like #25 Auburn, only beat 3-3-1 Clemson by a touchdown. Their best
wins came over 4-2 Texas A&M and 5-2 Tulane. They lost 27-0 at #17
Vanderbilt in their finale.
6-2 Texas took
their losses by 68-0 at #9 Chicago, ouch!, and 0-4 to #18 Haskell at
home, much better. They won the rest of their games in routs, including
34-6 over 4-2 Texas A&M in their finale.
Penn State 6-4
6-4 Penn State
lost to #1 Penn, #2 Yale, #10 Pitt, and #16 Navy. All of their wins
were shutouts and came by more than a touchdown, including an 11-0
victory over 8-3-1 Dickinson, who tied #16 Navy. PSU's loss at #1 Penn
was by just 6 points, and I think PSU was probably top 25 power-wise.
Colgate lost 17-0 to #23 Cornell, and their tie came to a professional
team, so they were actually 8-1 against colleges. Their one big win
came 11-0 at 6-3 Syracuse (covered next). They had one weak performance
other than their loss, a 6-0 win at 3-7-1 Williams.
was coached by Hall of Famer Frank "Buck" O' Neill (pictured), who at
played at end for Williams 1899-1901. He went 18-8-2 at Colgate in 1902
and 1904-1905, then made his fame at Syracuse in 3 stints 1906-1919,
going 52-19-6 in 8 seasons there. He wrapped up his career at lowly
Columbia, going a decent 11-14 there 1920-1922, managing a winning
season in his last year. Overall he was 81-41-8.
Syracuse took their losses to #2 Yale, #7 Army, and 8-1-1 Colgate
(covered above). Syracuse did not beat a good team, but they rolled up
huge scores, including a 144-0 demolishing of Manhattan.
Dickinson took their losses to #7 Army, #8 Princeton, and 6-4 Penn
State (covered above). They didn't beat anyone good, and posted a pair
of poor performances, but they did pull off a huge tie at #16 Navy.
was located in Carlisle, Pennsylvania, and often scrimmaged with the
neighboring Carlisle Indians. Dickinson was never quite top 25 caliber:
this is as close as they ever got. The coach was Forrest Craver
(pictured), who had played at end for Dickinson 1895-1898. As coach he
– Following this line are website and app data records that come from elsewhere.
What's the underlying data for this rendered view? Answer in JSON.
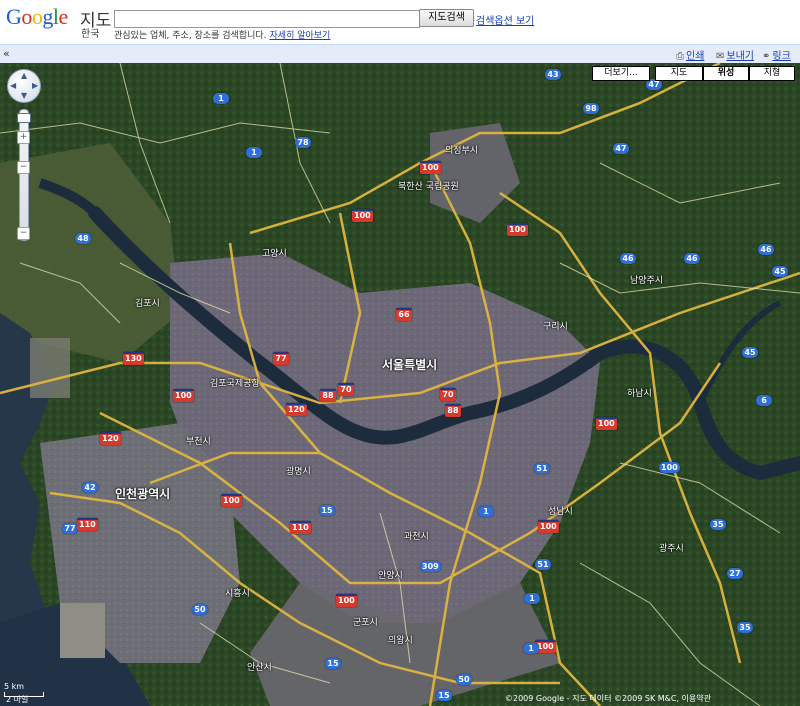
{
  "header": {
    "logo_letters": [
      "G",
      "o",
      "o",
      "g",
      "l",
      "e"
    ],
    "service_name": "지도",
    "region": "한국",
    "search_value": "",
    "search_button": "지도검색",
    "search_options": "검색옵션 보기",
    "hint_text": "관심있는 업체, 주소, 장소를 검색합니다.",
    "hint_link": "자세히 알아보기"
  },
  "toolbar": {
    "collapse": "«",
    "print": "인쇄",
    "send": "보내기",
    "link": "링크"
  },
  "map": {
    "map_types": {
      "more": "더보기...",
      "map": "지도",
      "satellite": "위성",
      "terrain": "지형"
    },
    "active_type": "satellite",
    "scale_label_km": "5 km",
    "scale_label_mi": "2 마일",
    "copyright": "©2009 Google - 지도 데이터 ©2009 SK M&C, 이용약관",
    "colors": {
      "forest": "#2d4a26",
      "urban": "#6e6a78",
      "river": "#1d2e3f",
      "sea": "#25364a",
      "road_major": "#e0b640",
      "road_minor": "#e8e4b0",
      "shield_expressway": "#d63a2f",
      "shield_national": "#2f6fd6"
    },
    "places": {
      "seoul": "서울특별시",
      "incheon": "인천광역시",
      "uijeongbu": "의정부시",
      "goyang": "고양시",
      "gimpo": "김포시",
      "guri": "구리시",
      "namyangju": "남양주시",
      "hanam": "하남시",
      "gwangmyeong": "광명시",
      "bucheon": "부천시",
      "siheung": "시흥시",
      "anyang": "안양시",
      "gunpo": "군포시",
      "uiwang": "의왕시",
      "gwacheon": "과천시",
      "seongnam": "성남시",
      "gwangju": "광주시",
      "ansan": "안산시",
      "gimpo_airport": "김포국제공항",
      "bukhansan": "북한산 국립공원"
    },
    "shields": [
      "43",
      "1",
      "47",
      "98",
      "100",
      "47",
      "1",
      "78",
      "100",
      "100",
      "48",
      "46",
      "46",
      "46",
      "45",
      "66",
      "130",
      "100",
      "77",
      "70",
      "88",
      "70",
      "100",
      "120",
      "88",
      "120",
      "45",
      "6",
      "100",
      "42",
      "77",
      "110",
      "100",
      "110",
      "15",
      "1",
      "51",
      "100",
      "35",
      "27",
      "100",
      "309",
      "1",
      "15",
      "50",
      "100",
      "15",
      "50",
      "35",
      "51",
      "1"
    ]
  }
}
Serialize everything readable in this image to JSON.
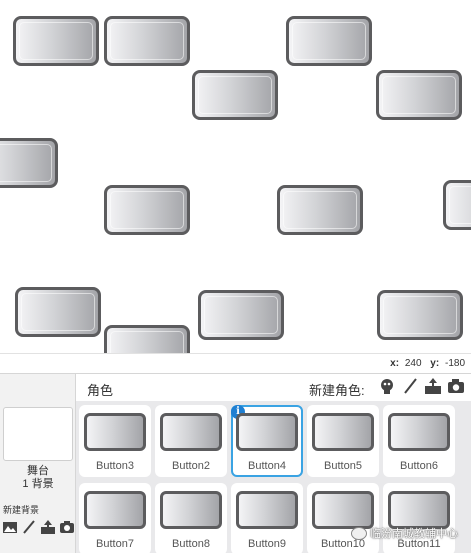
{
  "stage": {
    "coordinates": {
      "x_label": "x:",
      "x_value": "240",
      "y_label": "y:",
      "y_value": "-180"
    }
  },
  "stage_panel": {
    "label": "舞台",
    "backdrop_count": "1 背景",
    "new_backdrop_label": "新建背景",
    "tools": [
      "paint-icon",
      "brush-icon",
      "upload-icon",
      "camera-icon"
    ]
  },
  "sprite_pane": {
    "title": "角色",
    "new_sprite_label": "新建角色:",
    "tools": [
      "sprite-library-icon",
      "brush-icon",
      "upload-icon",
      "camera-icon"
    ],
    "selected": "Button4",
    "sprites": [
      {
        "name": "Button3"
      },
      {
        "name": "Button2"
      },
      {
        "name": "Button4"
      },
      {
        "name": "Button5"
      },
      {
        "name": "Button6"
      },
      {
        "name": "Button7"
      },
      {
        "name": "Button8"
      },
      {
        "name": "Button9"
      },
      {
        "name": "Button10"
      },
      {
        "name": "Button11"
      }
    ]
  },
  "watermark": {
    "text": "临汾南城教辅中心"
  },
  "colors": {
    "selection": "#3aa3e3",
    "info_badge": "#1f7fd2",
    "button_border": "#5c5c5e"
  }
}
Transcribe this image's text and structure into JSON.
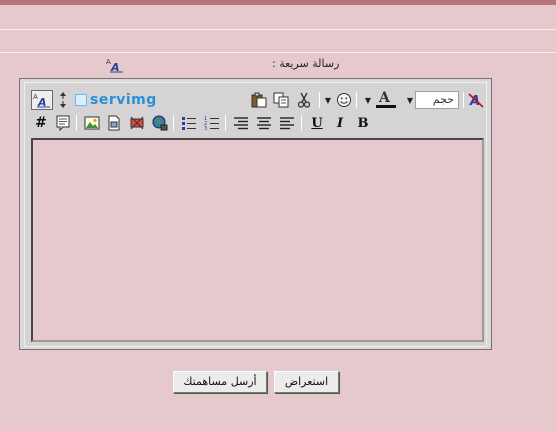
{
  "quick_reply": {
    "title": "رسالة سريعة :",
    "toggle_icon": "text-format-toggle-icon"
  },
  "toolbar": {
    "row1": {
      "mode_icon": "wysiwyg-toggle-icon",
      "resize_icon": "resize-arrows-icon",
      "servimg_label": "servimg",
      "paste_icon": "paste-icon",
      "copy_icon": "copy-icon",
      "cut_icon": "cut-icon",
      "smiley_icon": "smiley-icon",
      "font_color_icon": "font-color-icon",
      "size_label": "حجم",
      "remove_format_icon": "remove-format-icon"
    },
    "row2": {
      "hash_label": "#",
      "quote_icon": "quote-icon",
      "image_icon": "image-icon",
      "file_icon": "file-icon",
      "video_icon": "video-icon",
      "link_icon": "link-globe-icon",
      "bullet_list_icon": "bullet-list-icon",
      "numbered_list_icon": "numbered-list-icon",
      "align_right_icon": "align-right-icon",
      "align_center_icon": "align-center-icon",
      "align_left_icon": "align-left-icon",
      "underline_label": "U",
      "italic_label": "I",
      "bold_label": "B"
    }
  },
  "editor": {
    "content": ""
  },
  "actions": {
    "preview_label": "استعراض",
    "submit_label": "أرسل مساهمتك"
  },
  "colors": {
    "page_bg": "#e6c9cc",
    "top_bar": "#b87478",
    "servimg": "#2a8fd6"
  }
}
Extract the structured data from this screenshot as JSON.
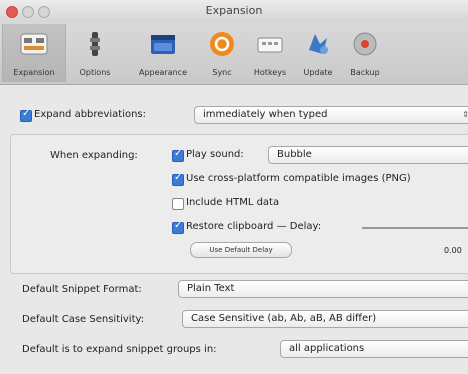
{
  "window": {
    "title": "Expansion"
  },
  "toolbar": {
    "items": [
      {
        "label": "Expansion",
        "icon": "expansion-icon"
      },
      {
        "label": "Options",
        "icon": "options-icon"
      },
      {
        "label": "Appearance",
        "icon": "appearance-icon"
      },
      {
        "label": "Sync",
        "icon": "sync-icon"
      },
      {
        "label": "Hotkeys",
        "icon": "hotkeys-icon"
      },
      {
        "label": "Update",
        "icon": "update-icon"
      },
      {
        "label": "Backup",
        "icon": "backup-icon"
      }
    ]
  },
  "expand": {
    "label": "Expand abbreviations:",
    "value": "immediately when typed",
    "checked": true
  },
  "when_expanding": {
    "label": "When expanding:",
    "play_sound_label": "Play sound:",
    "play_sound_value": "Bubble",
    "cross_platform_label": "Use cross-platform compatible images (PNG)",
    "include_html_label": "Include HTML data",
    "restore_clipboard_label": "Restore clipboard — Delay:",
    "use_default_button": "Use Default Delay",
    "delay_value": "0.00"
  },
  "snippet_format": {
    "label": "Default Snippet Format:",
    "value": "Plain Text"
  },
  "case_sensitivity": {
    "label": "Default Case Sensitivity:",
    "value": "Case Sensitive (ab, Ab, aB, AB differ)"
  },
  "groups": {
    "label": "Default is to expand snippet groups in:",
    "value": "all applications"
  },
  "colors": {
    "accent": "#3a7bd5",
    "close": "#e65a53"
  }
}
was 21-18-6 over 5 seasons, 1904 and 1918-1921. He taught math, Latin,
and physical education at Dickinson for decades.
2) Yale 10-1
3) Michigan 10-0
4) Minnesota 13-0
5) Dartmouth 7-0-1
6) Harvard 7-2-1
7) Army 7-2
8) Princeton 8-2
9) Chicago 10-1-1
10) Pittsburgh 10-0
12) Carlisle 10-2
13) Columbia 7-3
14) Lafayette 8-2
16) Navy 7-2-1
17) Vanderbilt 9-0
18) Haskell 8-1
19) Georgetown 7-1
20) Northwestern 8-2
21) Illinois 9-2-1
22) Nebraska 9-3
23) Cornell 7-3
24) Wisconsin 5-3
25) Auburn 6-0
Penn State 6-4